Before the 2017 fall season, it had been almost 10 years since Healdsburg had been able to field an under-12 girls soccer team. If kids were 10 or 11 years old, they had to drive to Windsor or Cloverdale or Santa Rosa to play.
Tom McGinty, a recent transplant to town, couldn’t understand it.
“There were three girls teams for U-10 and each team had like seven players,” he said. “It was a beautiful city, with amazing parents, but the sports were kind of a little lackluster.”
There were patchwork fixes here and there and the city responded admirably to fill the void, but until Mork and McGinty and others launched the Healdsburg Youth Soccer Association after the 2017 season, there wasn’t a focused push for a stand-alone soccer program.
Mork, a lifelong Healdsburg guy with two daughters, was a wrestler in high school, but soccer wasn’t his thing. He needed to tap the right people to make this thing work. He turned to Leyva’s older brother, Rene Guzman, a Healdsburg parks and recreation staffer whom he’d met a Corazon Healdsburg event. Guzman was regularly officiating games hosted by the parks and recreation department, ?so Mork, who had been coaching his daughter’s team, asked Guzman if he’d lend a hand with that first U-12 squad.
“What they learned from him in one practice was more than from me in a year and a half. Then he started having Eric come down,” Mork said.
So the brothers coached 9-, 10- and 11-year-old girls. When the season ended and the girls wanted to play indoor, they coached that, too. They couldn’t help it.
“So indoor rolls around and they are down there,” Mork said, laughing. “I feel bad. I was like, ‘You guys, you don’t need to do this.’ They are just showing up, helping out.”
But it was more than coaching. When Mork needed on-the-ground know-how to launch the soccer association, the brothers proved crucial.
“I’m the registrar for the league, doing forms and birth certificates,” Mork said. “But Rene and Eric were just plugged in.”
“Getting refs? It was like, ‘Guys, where do we go?’” Mork said. “They drove it.”
But the league still needed numbers. Everybody involved knew the kids were out there around town; they just needed to get the word out that Healdsburg soccer was making a comeback.
Leyva went to schools, to community centers and to the Boys and Girls Club.
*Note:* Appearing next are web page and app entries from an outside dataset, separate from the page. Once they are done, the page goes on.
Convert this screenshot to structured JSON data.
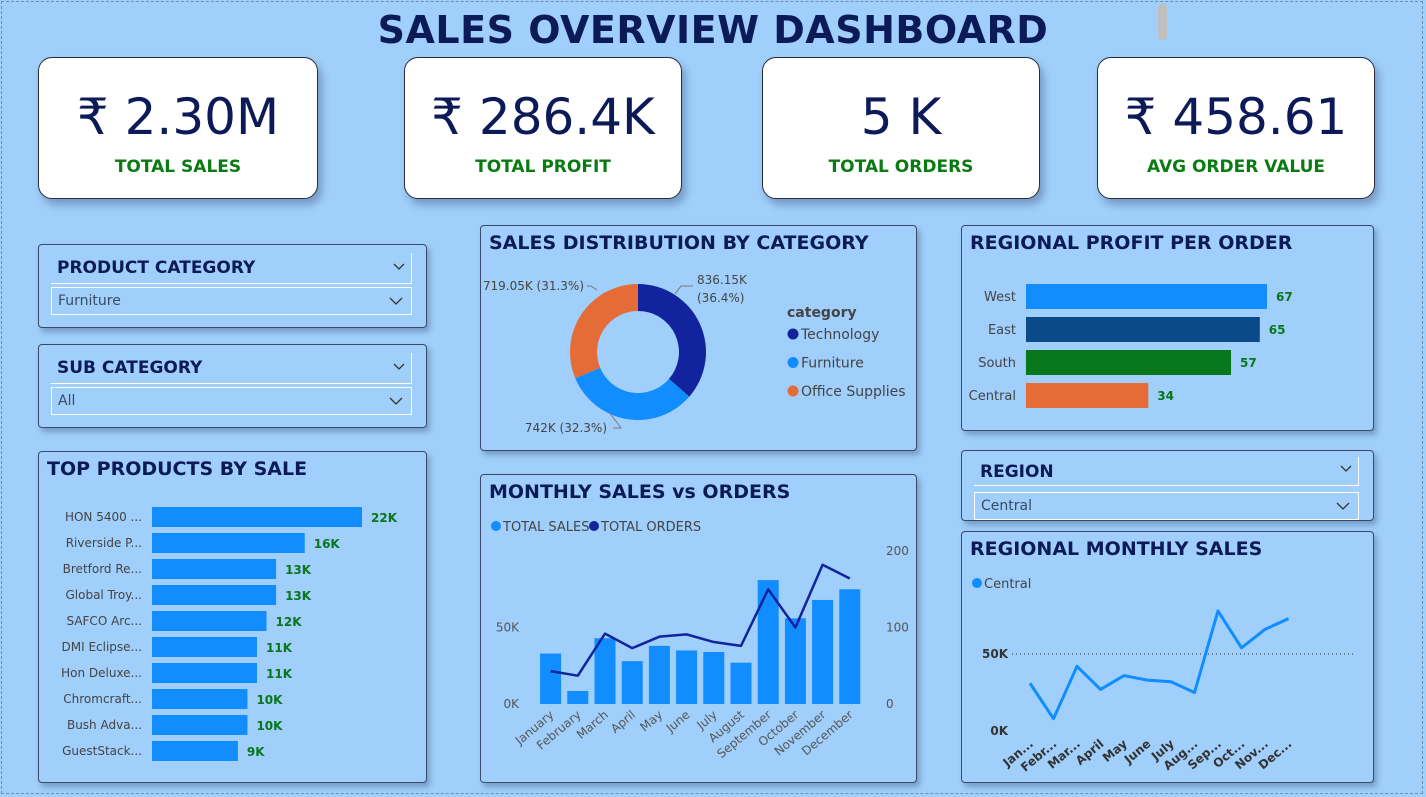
{
  "dashboard": {
    "title": "SALES OVERVIEW DASHBOARD"
  },
  "kpis": [
    {
      "value": "₹ 2.30M",
      "label": "TOTAL SALES"
    },
    {
      "value": "₹ 286.4K",
      "label": "TOTAL PROFIT"
    },
    {
      "value": "5 K",
      "label": "TOTAL ORDERS"
    },
    {
      "value": "₹ 458.61",
      "label": "AVG ORDER VALUE"
    }
  ],
  "slicers": {
    "product_category": {
      "title": "PRODUCT CATEGORY",
      "value": "Furniture"
    },
    "sub_category": {
      "title": "SUB CATEGORY",
      "value": "All"
    },
    "region": {
      "title": "REGION",
      "value": "Central"
    }
  },
  "colors": {
    "accent_blue": "#118dff",
    "navy": "#12239e",
    "dark_blue": "#0b4a8a",
    "green": "#07761c",
    "orange": "#e66c37",
    "kpi_label_green": "#0a7a12"
  },
  "chart_data": [
    {
      "type": "bar",
      "title": "TOP PRODUCTS BY SALE",
      "orientation": "horizontal",
      "categories": [
        "HON 5400 ...",
        "Riverside P...",
        "Bretford Re...",
        "Global Troy...",
        "SAFCO Arc...",
        "DMI Eclipse...",
        "Hon Deluxe...",
        "Chromcraft...",
        "Bush Adva...",
        "GuestStack..."
      ],
      "values": [
        22,
        16,
        13,
        13,
        12,
        11,
        11,
        10,
        10,
        9
      ],
      "labels": [
        "22K",
        "16K",
        "13K",
        "13K",
        "12K",
        "11K",
        "11K",
        "10K",
        "10K",
        "9K"
      ]
    },
    {
      "type": "pie",
      "title": "SALES DISTRIBUTION BY CATEGORY",
      "legend_title": "category",
      "legend_position": "right",
      "series": [
        {
          "name": "Technology",
          "value": 836.15,
          "label": "836.15K",
          "pct": "(36.4%)"
        },
        {
          "name": "Furniture",
          "value": 742,
          "label": "742K (32.3%)"
        },
        {
          "name": "Office Supplies",
          "value": 719.05,
          "label": "719.05K (31.3%)"
        }
      ]
    },
    {
      "type": "bar",
      "title": "REGIONAL PROFIT PER ORDER",
      "orientation": "horizontal",
      "categories": [
        "West",
        "East",
        "South",
        "Central"
      ],
      "values": [
        67,
        65,
        57,
        34
      ]
    },
    {
      "type": "bar",
      "title": "MONTHLY SALES vs ORDERS",
      "categories": [
        "January",
        "February",
        "March",
        "April",
        "May",
        "June",
        "July",
        "August",
        "September",
        "October",
        "November",
        "December"
      ],
      "legend_position": "top-left",
      "series": [
        {
          "name": "TOTAL SALES",
          "kind": "bar",
          "values": [
            33000,
            8500,
            43000,
            28000,
            38000,
            35000,
            34000,
            27000,
            81000,
            56000,
            68000,
            75000
          ]
        },
        {
          "name": "TOTAL ORDERS",
          "kind": "line",
          "values": [
            43,
            37,
            92,
            73,
            88,
            91,
            81,
            76,
            150,
            100,
            182,
            164
          ]
        }
      ],
      "y_left_ticks": [
        "0K",
        "50K"
      ],
      "y_right_ticks": [
        "0",
        "100",
        "200"
      ],
      "ylim_left": [
        0,
        100000
      ],
      "ylim_right": [
        0,
        200
      ]
    },
    {
      "type": "line",
      "title": "REGIONAL MONTHLY SALES",
      "legend_position": "top-left",
      "categories": [
        "Jan...",
        "Febr...",
        "Mar...",
        "April",
        "May",
        "June",
        "July",
        "Aug...",
        "Sep...",
        "Oct...",
        "Nov...",
        "Dec..."
      ],
      "series": [
        {
          "name": "Central",
          "values": [
            31000,
            8000,
            42000,
            27000,
            36000,
            33000,
            32000,
            25000,
            78000,
            54000,
            66000,
            73000
          ]
        }
      ],
      "y_ticks": [
        "0K",
        "50K"
      ],
      "ylim": [
        0,
        100000
      ]
    }
  ]
}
He wasn’t old enough to be too far removed from hanging out at these places, so he knew most of the people and staffers there.